This morning, I woke as I always do—early. Since we are staying in a hotel, I stepped out into the courtyard, which remains my sanctuary, so I could read and not disturb Pat. The air is crisp; Antigua, at nearly 5000 feet, has the climate of Denver–warm and sunny days, cool nights, no humidity.
The sun has just begun to rise, so I curl up on a sofa to read for a few hours and finish this blog post. For the last three months, I have worn flip flops and a sleeveless dress. This morning I am cold. In Budapest or Bratislava, I would grab a throw blanket from the stash folded in a basket in any coffee shop, but sadly, there is no such basket here.
Our time in Antigua has been perfect. The first four days, the Semana Santa (Holy Week) processions dominated our day (to the degree anything dominated my day). Fortunately, our hotel was just off the most common processional route. When I heard the beat of the drums and smelled the incense, I knew it was time to step outside—or not, depending on my mood.
Good Friday morning, I woke at four o’clock and headed out to La Merced procession. “It’s the best,” the desk attendant at our hotel had told me.
As I walked to the church in darkness, Guatemalan families scampered ahead of me. A crowd had gathered, and the float was just leaving the church as I arrived at the square in front. I expected gringo photographers, but instead found a crowd dominated by Guatemalans—young children eating chunks of bread, old men and women sitting on the curb, mothers nursing their infants.
Catholicism is rampant here—and at no time is that quite so evident as on Good Friday. Women wore black dresses, some with black lace veils. The men and boys donned purple robes. Both men and women carried the floats, which can weigh up to 7,000 pounds, on their shoulders. After the procession passed, I walked through the town to see the carpets.
Constructed of dyed sawdust or pine needles and flowers, the carpets covered sections of the processional route. Families finished just in time for the procession to trample the carpets, immediately destroying them.
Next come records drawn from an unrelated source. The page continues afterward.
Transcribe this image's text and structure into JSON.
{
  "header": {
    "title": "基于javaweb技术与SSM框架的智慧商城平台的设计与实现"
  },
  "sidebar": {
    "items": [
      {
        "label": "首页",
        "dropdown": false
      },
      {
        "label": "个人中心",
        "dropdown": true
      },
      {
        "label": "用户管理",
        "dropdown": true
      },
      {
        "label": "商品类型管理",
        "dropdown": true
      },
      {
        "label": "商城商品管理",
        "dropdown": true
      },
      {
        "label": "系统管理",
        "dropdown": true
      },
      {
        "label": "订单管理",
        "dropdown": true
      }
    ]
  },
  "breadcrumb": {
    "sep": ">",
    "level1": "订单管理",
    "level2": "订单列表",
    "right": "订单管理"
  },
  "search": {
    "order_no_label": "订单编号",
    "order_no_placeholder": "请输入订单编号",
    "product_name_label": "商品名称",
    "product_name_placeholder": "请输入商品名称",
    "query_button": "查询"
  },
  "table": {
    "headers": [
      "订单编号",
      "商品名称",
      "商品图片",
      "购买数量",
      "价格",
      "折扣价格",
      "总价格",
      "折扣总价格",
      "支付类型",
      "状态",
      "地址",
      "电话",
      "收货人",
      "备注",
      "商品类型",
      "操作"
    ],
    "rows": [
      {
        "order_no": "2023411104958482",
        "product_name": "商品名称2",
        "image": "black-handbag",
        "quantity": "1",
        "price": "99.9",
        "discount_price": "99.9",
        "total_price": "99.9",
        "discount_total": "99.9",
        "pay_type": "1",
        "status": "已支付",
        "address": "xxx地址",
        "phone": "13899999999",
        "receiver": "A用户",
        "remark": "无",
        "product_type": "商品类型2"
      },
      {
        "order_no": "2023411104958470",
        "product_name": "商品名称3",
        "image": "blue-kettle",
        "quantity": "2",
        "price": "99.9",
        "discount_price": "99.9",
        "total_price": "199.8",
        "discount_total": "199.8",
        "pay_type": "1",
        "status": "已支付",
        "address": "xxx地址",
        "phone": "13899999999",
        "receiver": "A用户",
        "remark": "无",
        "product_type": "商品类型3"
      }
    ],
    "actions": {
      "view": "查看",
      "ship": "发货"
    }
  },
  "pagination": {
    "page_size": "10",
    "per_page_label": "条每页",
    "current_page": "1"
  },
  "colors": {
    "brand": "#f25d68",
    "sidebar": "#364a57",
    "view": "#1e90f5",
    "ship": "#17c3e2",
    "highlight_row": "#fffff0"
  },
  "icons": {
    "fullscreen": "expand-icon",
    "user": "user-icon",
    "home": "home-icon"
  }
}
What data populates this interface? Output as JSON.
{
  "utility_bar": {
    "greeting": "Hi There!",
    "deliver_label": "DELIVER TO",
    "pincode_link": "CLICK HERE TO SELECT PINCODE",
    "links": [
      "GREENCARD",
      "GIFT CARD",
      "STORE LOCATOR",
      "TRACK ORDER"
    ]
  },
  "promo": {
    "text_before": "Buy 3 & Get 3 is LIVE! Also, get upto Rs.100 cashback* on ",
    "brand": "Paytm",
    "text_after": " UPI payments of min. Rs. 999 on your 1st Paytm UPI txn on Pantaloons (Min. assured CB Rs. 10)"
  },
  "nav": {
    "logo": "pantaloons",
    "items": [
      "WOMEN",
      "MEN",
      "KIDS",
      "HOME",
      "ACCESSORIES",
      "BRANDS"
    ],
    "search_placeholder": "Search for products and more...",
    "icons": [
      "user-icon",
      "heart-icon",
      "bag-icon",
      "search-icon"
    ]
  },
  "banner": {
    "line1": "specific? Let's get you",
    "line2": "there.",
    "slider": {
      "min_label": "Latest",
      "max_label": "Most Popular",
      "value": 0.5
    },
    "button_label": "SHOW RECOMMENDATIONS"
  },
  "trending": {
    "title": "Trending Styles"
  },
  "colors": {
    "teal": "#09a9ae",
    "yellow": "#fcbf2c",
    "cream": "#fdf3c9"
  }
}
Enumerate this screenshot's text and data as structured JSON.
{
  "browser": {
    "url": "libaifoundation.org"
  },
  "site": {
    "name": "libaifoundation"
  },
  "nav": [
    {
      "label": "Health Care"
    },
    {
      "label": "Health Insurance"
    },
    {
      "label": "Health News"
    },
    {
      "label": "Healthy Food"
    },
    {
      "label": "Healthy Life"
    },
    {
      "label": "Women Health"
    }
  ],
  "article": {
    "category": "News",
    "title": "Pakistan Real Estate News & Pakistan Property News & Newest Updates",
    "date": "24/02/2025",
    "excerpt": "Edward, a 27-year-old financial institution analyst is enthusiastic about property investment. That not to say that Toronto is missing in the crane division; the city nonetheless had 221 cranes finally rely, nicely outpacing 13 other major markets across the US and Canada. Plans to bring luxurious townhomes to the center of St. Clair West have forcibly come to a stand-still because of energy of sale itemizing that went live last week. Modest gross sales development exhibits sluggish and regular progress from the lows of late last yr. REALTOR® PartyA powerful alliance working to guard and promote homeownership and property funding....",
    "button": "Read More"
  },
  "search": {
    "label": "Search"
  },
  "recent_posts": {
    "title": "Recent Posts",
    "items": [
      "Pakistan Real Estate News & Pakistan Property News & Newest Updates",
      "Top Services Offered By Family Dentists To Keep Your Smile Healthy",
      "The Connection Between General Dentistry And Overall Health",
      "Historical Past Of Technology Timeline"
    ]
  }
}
Five paces behind the last processionist was a dump truck staffed by a group of maintenance workers. They immediately scraped the remains from the street and tossed the waste into the back of the trunk. The process of carpet making began again for the next procession.
This continued day and night through Easter Sunday.
These carpets ranged from fine Oriental style designs to small, childish patterns. They reminded me of the diorama projects our children made for school—some crafted to parental perfection, others obviously the efforts of the intended third grader. So it was with the carpets. No matter the style, each one was utterly charming.
The quaintness was reminscent of my 1960s-vintage youth: grange hall dances, church Christmas pageants, Mr. Sharp dressing up like Santa and giving us each a small box of candies. When I mentioned the old worldliness of it all to a woman at our hotel, she added, “Yes. And no strollers. Every baby here is held against the heartbeat.”
Perhaps that’s why I have never seen a Guatemalan child cry—not out of sadness, frustration, or being denied a new toy. The bigger girls hold the babies. The mother’s hands are a constant motion of beading and weaving—items to sell to the tourists on the street. I was touched by it all.
Today, we leave for home where I will brave the real world. I’m looking forward to it–and dreading it. The same conflicting emotions which have carried me through these last three months, it seems, will now carry me home.
Categories: Central America